The 'real' Bali seems to still exist in this lovely corner of the world and, prior to my trip, I'd made contact with Hery Kusumanegara who is the senior ranger at Bali Barat National Park. A genuinely lovely guy, and with what seems extremely limited resources, tirelessly observes and tracks down the last few remaining Bali Starlings (unfortunately it seems as though it's down to 5 genuinely wild birds left now, at 3 locations within the national park). We got a boat from the jetty at Labuhan Lalang and headed the few km to Bumbrun, the site where Bali Starlings are reintroduced into the wild and where a couple of wild birds (told by their lack of rings) still exist.

one of four reintroduced Bali Starlings seen 'in the wild' on Bumbrun
There were four reintroduced birds – all ringed – showing rather well and typically vocal that were hanging around ‘in the wild’ around the release centre. However, there was no sign of the 1-2 wild, unringed Bali Starlings that still persist in the area. A real shame to have come all this way, to not see a genuinely wild Bali Starling. However, the habitat at Bumbrun is relatively dense coastal dry forest. I’d not known of anyone seeing this species away from this site in recent years either.

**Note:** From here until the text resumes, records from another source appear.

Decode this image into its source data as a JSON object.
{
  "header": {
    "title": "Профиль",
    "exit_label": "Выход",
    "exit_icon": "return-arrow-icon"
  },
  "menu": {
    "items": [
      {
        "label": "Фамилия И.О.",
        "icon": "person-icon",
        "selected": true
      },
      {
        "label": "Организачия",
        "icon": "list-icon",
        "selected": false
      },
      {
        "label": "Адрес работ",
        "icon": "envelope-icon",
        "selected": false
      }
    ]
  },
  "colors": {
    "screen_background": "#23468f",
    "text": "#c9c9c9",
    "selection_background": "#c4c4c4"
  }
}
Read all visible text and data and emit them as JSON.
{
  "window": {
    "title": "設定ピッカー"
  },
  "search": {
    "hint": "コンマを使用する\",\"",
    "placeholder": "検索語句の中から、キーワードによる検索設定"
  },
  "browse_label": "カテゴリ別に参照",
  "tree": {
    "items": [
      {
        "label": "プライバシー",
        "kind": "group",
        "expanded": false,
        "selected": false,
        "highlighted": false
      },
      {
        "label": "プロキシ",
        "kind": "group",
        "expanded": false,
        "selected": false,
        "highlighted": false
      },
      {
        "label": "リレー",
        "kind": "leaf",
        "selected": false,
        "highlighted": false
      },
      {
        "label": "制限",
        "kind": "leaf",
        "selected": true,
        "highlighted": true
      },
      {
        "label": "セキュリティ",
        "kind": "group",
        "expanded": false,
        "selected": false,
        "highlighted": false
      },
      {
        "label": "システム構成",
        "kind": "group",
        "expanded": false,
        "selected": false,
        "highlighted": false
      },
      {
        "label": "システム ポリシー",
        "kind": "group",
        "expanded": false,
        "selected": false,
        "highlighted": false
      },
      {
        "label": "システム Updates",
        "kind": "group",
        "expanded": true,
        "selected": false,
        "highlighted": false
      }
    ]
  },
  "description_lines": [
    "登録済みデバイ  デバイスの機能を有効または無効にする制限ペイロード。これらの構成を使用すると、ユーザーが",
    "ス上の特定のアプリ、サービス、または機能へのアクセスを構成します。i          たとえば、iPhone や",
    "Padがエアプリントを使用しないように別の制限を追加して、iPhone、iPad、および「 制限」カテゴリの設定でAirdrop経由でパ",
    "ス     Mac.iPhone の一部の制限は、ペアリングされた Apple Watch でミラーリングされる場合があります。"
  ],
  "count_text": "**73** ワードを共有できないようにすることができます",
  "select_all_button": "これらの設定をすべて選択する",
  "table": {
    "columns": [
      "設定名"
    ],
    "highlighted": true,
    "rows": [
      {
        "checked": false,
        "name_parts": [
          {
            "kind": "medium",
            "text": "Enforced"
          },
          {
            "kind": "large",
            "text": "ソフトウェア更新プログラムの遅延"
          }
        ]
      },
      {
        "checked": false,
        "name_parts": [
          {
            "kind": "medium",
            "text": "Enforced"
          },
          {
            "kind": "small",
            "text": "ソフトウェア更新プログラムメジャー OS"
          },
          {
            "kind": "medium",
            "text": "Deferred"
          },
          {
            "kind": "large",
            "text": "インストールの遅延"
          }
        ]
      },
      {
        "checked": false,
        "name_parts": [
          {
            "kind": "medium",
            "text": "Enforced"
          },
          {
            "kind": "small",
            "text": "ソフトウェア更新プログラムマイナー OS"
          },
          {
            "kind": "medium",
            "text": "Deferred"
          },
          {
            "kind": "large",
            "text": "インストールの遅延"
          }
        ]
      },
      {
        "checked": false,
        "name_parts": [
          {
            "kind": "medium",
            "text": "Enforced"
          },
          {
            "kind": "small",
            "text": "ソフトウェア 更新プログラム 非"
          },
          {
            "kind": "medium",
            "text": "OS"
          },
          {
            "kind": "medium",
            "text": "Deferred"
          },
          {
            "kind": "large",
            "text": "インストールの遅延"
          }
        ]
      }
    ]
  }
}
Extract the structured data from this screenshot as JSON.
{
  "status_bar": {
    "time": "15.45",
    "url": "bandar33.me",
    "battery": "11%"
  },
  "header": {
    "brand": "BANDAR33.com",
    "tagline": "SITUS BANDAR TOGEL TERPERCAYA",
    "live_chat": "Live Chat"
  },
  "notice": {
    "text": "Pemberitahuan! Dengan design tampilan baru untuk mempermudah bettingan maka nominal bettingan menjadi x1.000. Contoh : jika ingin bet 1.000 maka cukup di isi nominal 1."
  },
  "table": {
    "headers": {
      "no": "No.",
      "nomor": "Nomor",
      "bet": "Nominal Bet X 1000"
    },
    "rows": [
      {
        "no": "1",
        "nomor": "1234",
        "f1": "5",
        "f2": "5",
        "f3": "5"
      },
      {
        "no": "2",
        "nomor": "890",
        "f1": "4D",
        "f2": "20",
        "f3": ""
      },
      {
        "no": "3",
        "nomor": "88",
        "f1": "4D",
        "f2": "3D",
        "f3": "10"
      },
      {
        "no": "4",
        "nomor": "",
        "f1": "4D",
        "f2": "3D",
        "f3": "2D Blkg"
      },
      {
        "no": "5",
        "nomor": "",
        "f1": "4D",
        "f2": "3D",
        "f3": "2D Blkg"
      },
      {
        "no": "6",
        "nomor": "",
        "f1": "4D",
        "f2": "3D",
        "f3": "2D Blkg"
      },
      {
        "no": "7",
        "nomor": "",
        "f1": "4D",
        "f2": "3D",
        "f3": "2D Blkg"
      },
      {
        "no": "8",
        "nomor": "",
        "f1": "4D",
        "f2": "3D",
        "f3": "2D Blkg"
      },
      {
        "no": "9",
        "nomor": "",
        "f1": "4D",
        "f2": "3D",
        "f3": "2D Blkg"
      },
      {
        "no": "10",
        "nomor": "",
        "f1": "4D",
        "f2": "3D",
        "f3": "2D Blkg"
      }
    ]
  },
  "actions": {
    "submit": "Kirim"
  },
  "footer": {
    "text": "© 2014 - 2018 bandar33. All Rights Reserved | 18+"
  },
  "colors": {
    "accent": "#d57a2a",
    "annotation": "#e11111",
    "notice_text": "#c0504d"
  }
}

However, Hery suggested that we bust a move and head back to Labuhan Lalang as he thought we may have a better chance at another site. Just on the outskirts of Gilimanuk, in some pretty marginal habitat where cows were grazing, Hery had discovered a single Bali Starling some 5 months ago. Perhaps it’s a straggler from the nearby monsoon forest? Ever since, one of his volunteers has been helping out and making sure that this bird doesn’t become victim to another bird trapper. For obvious reasons, they try to keep a low profile with local residents while doing their duty.

Bali Starling habitat near Gilimanuk

Anyway, we got to the site and ditched our motorbike. We took a stroll in the midday sun but there was no sign. Hery’s mate arrived and we had a good look around – plenty of usual suspects such as White-shouldered Trillers, Collared Kingfishers and the like. But then, suddenly, appeared a white blob perched in a distant tree. Bins up, and there is was – a truly wild Bali Starling. Brilliant for me to see, but a bit of a double-edged sword; this lone individual being alone, without a mate, and one of only a handful of this species left that is presumably, within my lifetime, destined for extinction. Compared to the reintroduced birds on Bumbrun, this was a truly wild, skittish bird...
the real deal - one of only a handful of wild Bali Starlings left

Saturday, 13 August 2011

Indonesia - the first few days

Quite a lot has gone on since the last post from Hong Kong. Flying into Surabaya a few days ago, the first thing to do was admire the active volcano that is Mount Bromo. It was excellent, with a decent sunrise, lovely secenery and some pretty sulphurous fumes... but given that a 2km exclusion zone was lifted only a few weeks ago (due to a recent eruption earlier this year), the ash made the area pretty birdless. Apart from a few swiftlets to give me a headache (probably Glossy Swiftlets)!
The journey from Surabaya was filled full of roadside egrets and Javan Pond Herons, though the highlight was a nice Javan Kingfisher - good to see it first on the island after it was named. A few other bits and bobs, with the obligatory Yellow-vented Bulbuls replaced at high altitude (around Bromo) by an Indonesian endemic, Orange-spotted Bulbul.

Scaly-breasted Munia
After just a couple of days on Java, which really didn't do the place justice, it was time to fly on to Denpasar on Bali where I'll be for a while now. After a slow start on the first day (having ditched down for the night in Ubud), I've now been in the northwest of the island for the last 2 days. Too much to write about just now, but privileged to have seen one of the few remaining wild Bali Starling (that was not from the reintroduction scheme) as well as Black-winged Starling, Javan Banded Pitta, Rufous-backed Kingfisher, Fulvous-chested Jungle Flycatcher, Javan Plover, Sunda Teal and a whole lot more.
That darn leaf... Javan Banded Pitta